Collected data entries
+-------+

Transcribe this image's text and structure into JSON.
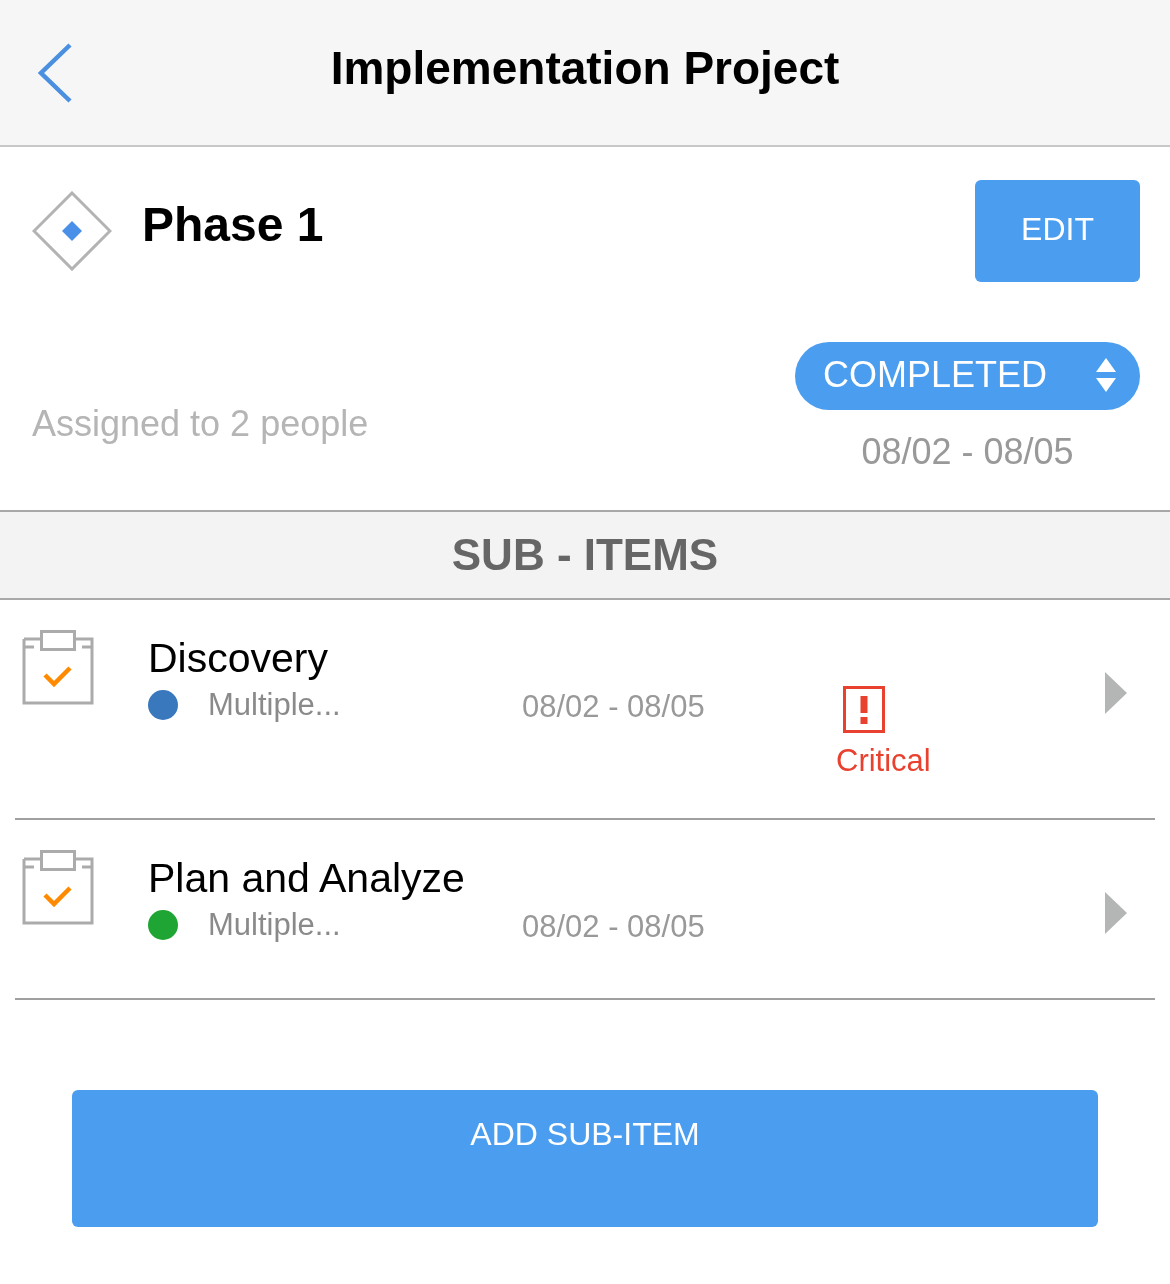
{
  "header": {
    "title": "Implementation Project"
  },
  "phase": {
    "title": "Phase 1",
    "edit_button": "EDIT",
    "status": "COMPLETED",
    "assigned": "Assigned to 2 people",
    "dates": "08/02 - 08/05"
  },
  "section": {
    "title": "SUB - ITEMS"
  },
  "sub_items": [
    {
      "title": "Discovery",
      "color": "#3a78bd",
      "assignee": "Multiple...",
      "dates": "08/02 - 08/05",
      "priority": {
        "label": "Critical"
      }
    },
    {
      "title": "Plan and Analyze",
      "color": "#1ea533",
      "assignee": "Multiple...",
      "dates": "08/02 - 08/05"
    }
  ],
  "add_button": "ADD SUB-ITEM"
}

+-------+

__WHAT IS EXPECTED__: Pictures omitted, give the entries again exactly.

__RESULT OF THE EXERCISE__:
Transcribe this image's text and structure into JSON.
{
  "header": {
    "title": "Implementation Project"
  },
  "phase": {
    "title": "Phase 1",
    "edit_button": "EDIT",
    "status": "COMPLETED",
    "assigned": "Assigned to 2 people",
    "dates": "08/02 - 08/05"
  },
  "section": {
    "title": "SUB - ITEMS"
  },
  "sub_items": [
    {
      "title": "Discovery",
      "color": "#3a78bd",
      "assignee": "Multiple...",
      "dates": "08/02 - 08/05",
      "priority": {
        "label": "Critical"
      }
    },
    {
      "title": "Plan and Analyze",
      "color": "#1ea533",
      "assignee": "Multiple...",
      "dates": "08/02 - 08/05"
    }
  ],
  "add_button": "ADD SUB-ITEM"
}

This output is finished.